So far, NASA had not accepted launching CubeSats into a higher orbit than ISS due to the obvious concern of the satellites passing through the Station’s orbital regime as they slowly descent towards the atmosphere. Cygnus OA-5 was the first mission approved to deliver satellites to an orbit 100 Kilometers above that of ISS, increasing the orbital lives of the small satellites to over two years, possibly as many as five years.
Cygnus fired up its BT-4 main engine twice on Friday, lifting itself into an orbit of 495 by 504 Kilometers ahead of deploying the Lemur-2 satellites in pairs at around 21:05 UTC on Friday and 0:10 UTC on Saturday.
Nicknamed Sokolsky, Xiaoqing, Anubhavthakur and Wingo, the four satellites join the constellation of weather & ship-tracking satellites of Spire Global that currently operates 16 active satellites launched on different vehicles. The Lemur-2 satellites comply with the 3U CubeSat form factor and measure only 30 by 10 by 10-centimeters in size, hosting a pair of instruments – SENSE dedicated to tracking ship traffic on a global scale via the Automatic Identification System, and STRATOS that uses GPS signals which penetrate Earth’s atmosphere to measure parameters relevant to weather forecasters.

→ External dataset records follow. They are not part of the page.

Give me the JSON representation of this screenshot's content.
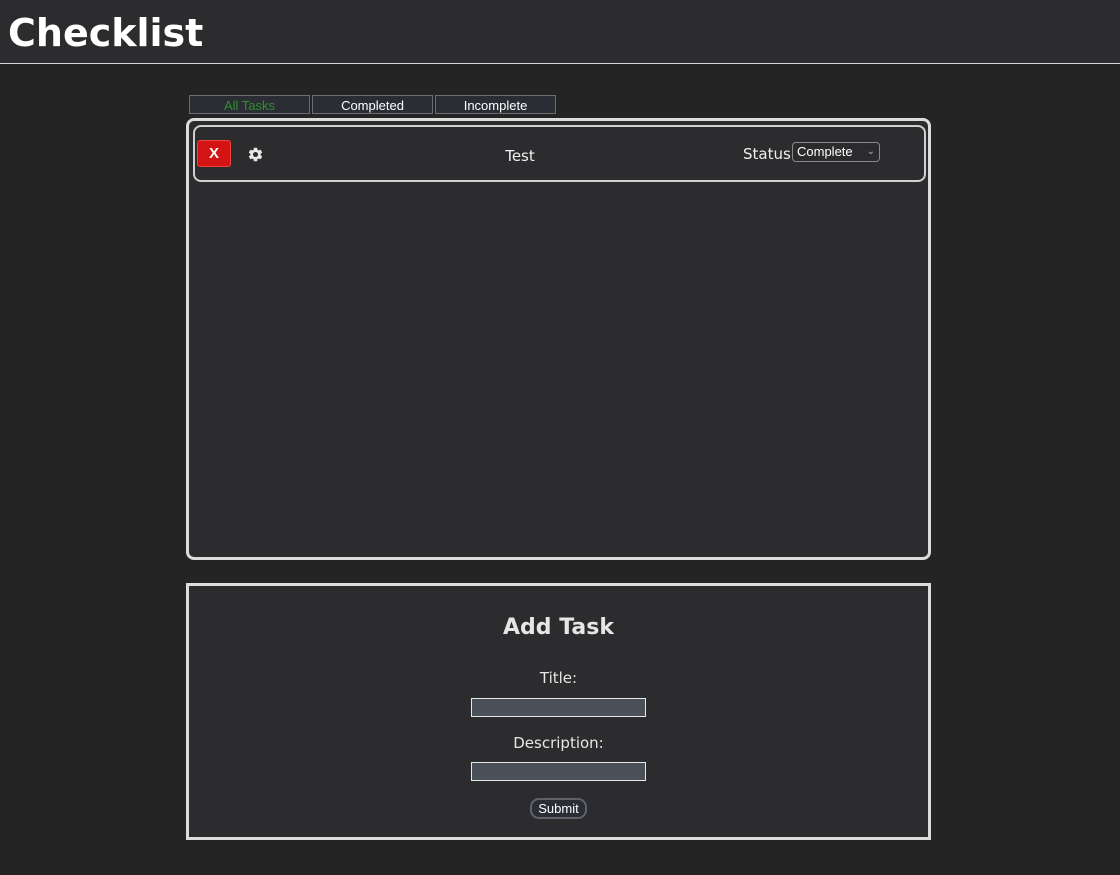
{
  "header": {
    "title": "Checklist"
  },
  "tabs": [
    {
      "label": "All Tasks",
      "active": true
    },
    {
      "label": "Completed",
      "active": false
    },
    {
      "label": "Incomplete",
      "active": false
    }
  ],
  "tasks": [
    {
      "delete_label": "X",
      "settings_icon": "gear-icon",
      "title": "Test",
      "status_label": "Status:",
      "status_value": "Complete"
    }
  ],
  "add_task": {
    "heading": "Add Task",
    "title_label": "Title:",
    "title_value": "",
    "description_label": "Description:",
    "description_value": "",
    "submit_label": "Submit"
  },
  "colors": {
    "background": "#242424",
    "panel": "#2c2c2e",
    "active_tab_text": "#2f8f2f",
    "delete_button": "#d41414",
    "input_background": "#4a5159"
  }
}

Having checked off the last objective of its mission, Cygnus was set for another day of free flight before setting up for the fiery end of its mission. The spacecraft conducted an orbit-lowering maneuver Sunday evening to prepare for a final retrograde deorbit burn, stepping on the brake to slow down and drop itself out of orbit. The six-minute deorbit burn was precisely calculated to set up for re-entry over a remote stretch of the Pacific Ocean to ensure any surviving parts of the spacecraft impact far from populated land masses and away from shipping lanes.
Still weighing in at over five metric tons, Cygnus slammed into the dense layers of the atmosphere at 23:36 UTC and drag quickly built up to a destructive force – first ripping off the spacecraft’s two circular solar arrays before triggering the onset of fragmentation of the spacecraft with the pressurized cargo module breaching, causing an explosive release of air. Any parts surviving the extreme temperatures of re-entry were expected to harmlessly impact the Pacific Ocean.
The next Cygnus flight is currently planned for mid-March 2017, utilizing a United Launch Alliance Atlas V rocket after a late change from Orbital’s Antares – a decision made jointly by NASA and Orbital ATK to bet on the schedule-assurance provided by Atlas V given the importance of the OA-7 mission for the overall 2017 ISS utilization plan.
For ISS logistics, two more missions are coming up before the end of the year launching from Kazakhstan and Japan. The Russian Progress MS-04 spacecraft has entered final preparations for a Thursday liftoff from the Baikonur Cosmodrome ahead of an automated docking to the Station on December 3. This will be followed by the launch of Japan’s HTV-6 mission atop an H-IIB rocket on December 9 to set up for a robotic capture of the cargo craft on the 13th.